- The creation of congestion charges in major urban areas (which means that people using their car to go in the main towns should pay a fee). It has already been discussed, but not decided in Helsinki (It exists for example in Sweden)
- The changes in agriculture, in particular towards a ethical and sustainable agriculture, with a stress on supporting vegetarian food consumption and the production of vegetal proteins
- The end of fur farming
- The end of environmentally harmful subsidies
- Increase of pension contributions and raise of the retirement age (link with life expectancy)
- Creation of a basic income for all, which will encourage people to look for a job. An old idea, but it would simplify the administrative management of social support
- Limited liberalisation of the sale of wine and beers
- Waiving retail and service shops opening hours restrictions
- End the use of tax heavens for public money, including pensions funds
- Increase large estates inheritance tax
- Stop the reimbursement of consultations and treatments by private health providers, and use the funds for improving the public service
- Stop punishing the personal use and possession of illegal drugs (in particular cannabis)
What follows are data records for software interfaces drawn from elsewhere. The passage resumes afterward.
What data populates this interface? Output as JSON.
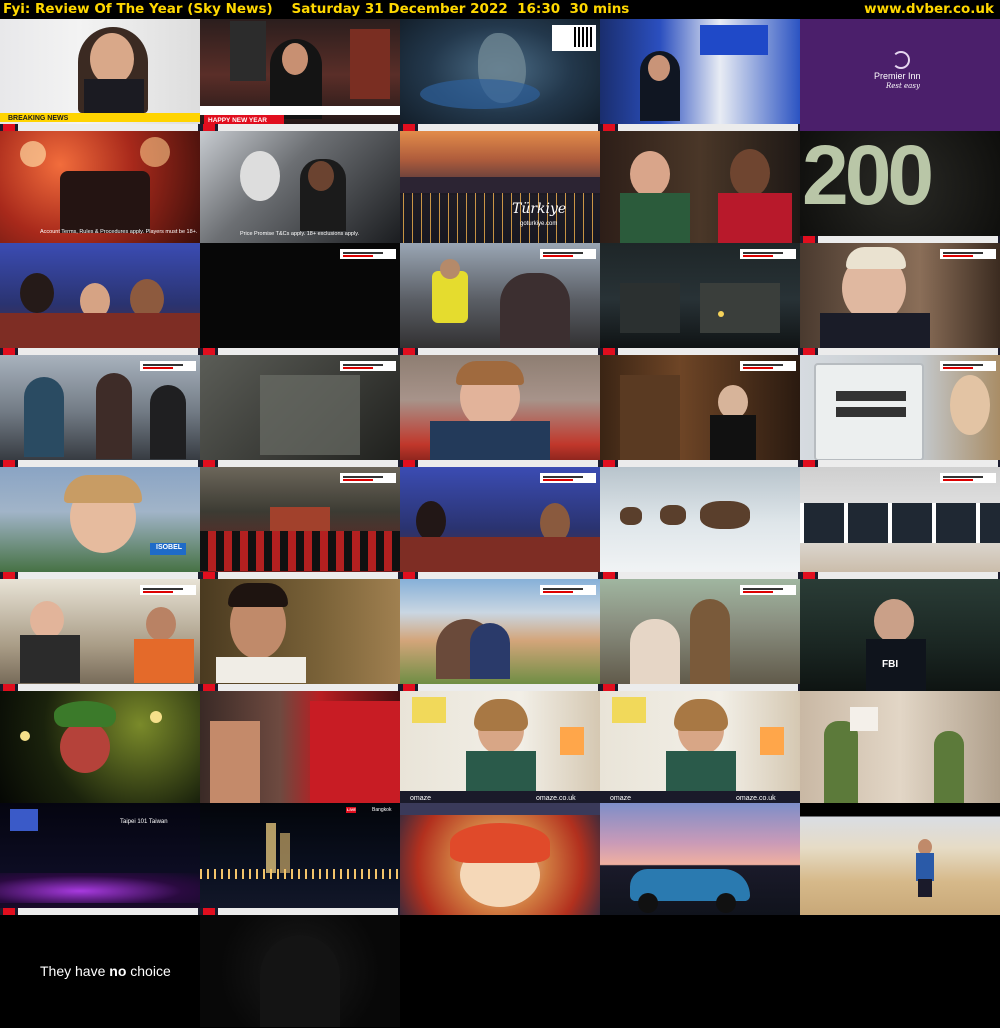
{
  "header": {
    "title": "Fyi: Review Of The Year (Sky News)    Saturday 31 December 2022  16:30  30 mins",
    "site": "www.dvber.co.uk"
  },
  "overlays": {
    "breaking_news": "BREAKING NEWS",
    "happy_new_year": "HAPPY NEW YEAR",
    "premier_inn": "Premier Inn",
    "premier_inn_tagline": "Rest easy",
    "turkiye": "Türkiye",
    "goturkiye": "goturkiye.com",
    "number_200": "200",
    "isobel": "ISOBEL",
    "fbi": "FBI",
    "omaze": "omaze",
    "omaze_url": "omaze.co.uk",
    "taipei": "Taipei 101 Taiwan",
    "bangkok": "Bangkok",
    "live": "LIVE",
    "closing_caption_pre": "They have ",
    "closing_caption_bold": "no",
    "closing_caption_post": " choice",
    "segment_title": "2022 - AS IT WAS",
    "segments": {
      "ukraine": "UKRAINE INVASION",
      "politics": "POLITICAL DRAMA",
      "remember": "REMEMBERING THE QUEEN",
      "climate": "CLIMATE CHANGE",
      "stories": "YOUR STORIES"
    },
    "small_caption_1": "Account Terms, Rules & Procedures apply. Players must be 18+.",
    "small_caption_2": "Price Promise T&Cs apply. 18+ exclusions apply."
  },
  "colors": {
    "header_text": "#ffd800",
    "sky_red": "#e10e1e",
    "breaking_yellow": "#ffd400",
    "premier_purple": "#4b1f6b"
  }
}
- Public funding of food banks (bread queues)
- Allow undocumented immigrants access to the non-emergency health care
- Create a mechanism to detect early the cycle of debt accumulation and treat it
- Keep education and training free of charge
- Maintain and improve the network of public libraries
- Increase and improve Russian language provision in schools
- By law at least 40% of women and 40 % of men in the boards of companies in the Stock Exchange
- Separation of the Church and the State, so the state does not collect church taxes and the churches public role is transferred to municipalities
- Close all institutions for persons with disabilities and develop outside care (done in Sweden 20 years ago)
- Raise the refugees quota
- Ensure that the right of assisted death is in place
- Give the right to vote to 16 years old young people
- Increase the powers of the European Parliament (in particular allow it to initiate legislation) and give to the EU specific resources to replace partially member States contributions.
All these measures may have a big impact, positive and negative, on the public opinion and in a number of cases in the life of a number of Finnish people. I am not sure that they all are seriously considered by the leadership, and I would really like to know what will be during the campaign the attitude towards them, and what kind of answers the Green candidates are going to give when they are asked about them. Such a programme for a party wanting to be in a government to improve the society is quite risky, which is the reason why I would be interested to know which measures the Greens really want to push for the next 4 years, and how they are going to promote them.
The positions of the greens on refugees and illegals are quite liberal, and it looks like the Green party is going to have interesting debates with the Finns’ party on the topic. However, the Greens may be right from an humanitarian point of view: there are 5 times less refugees per inhabitant in Finland than in Sweden, 3 to 4 times less than in Germany, Switzerland or France… but 7 times more than in Russia.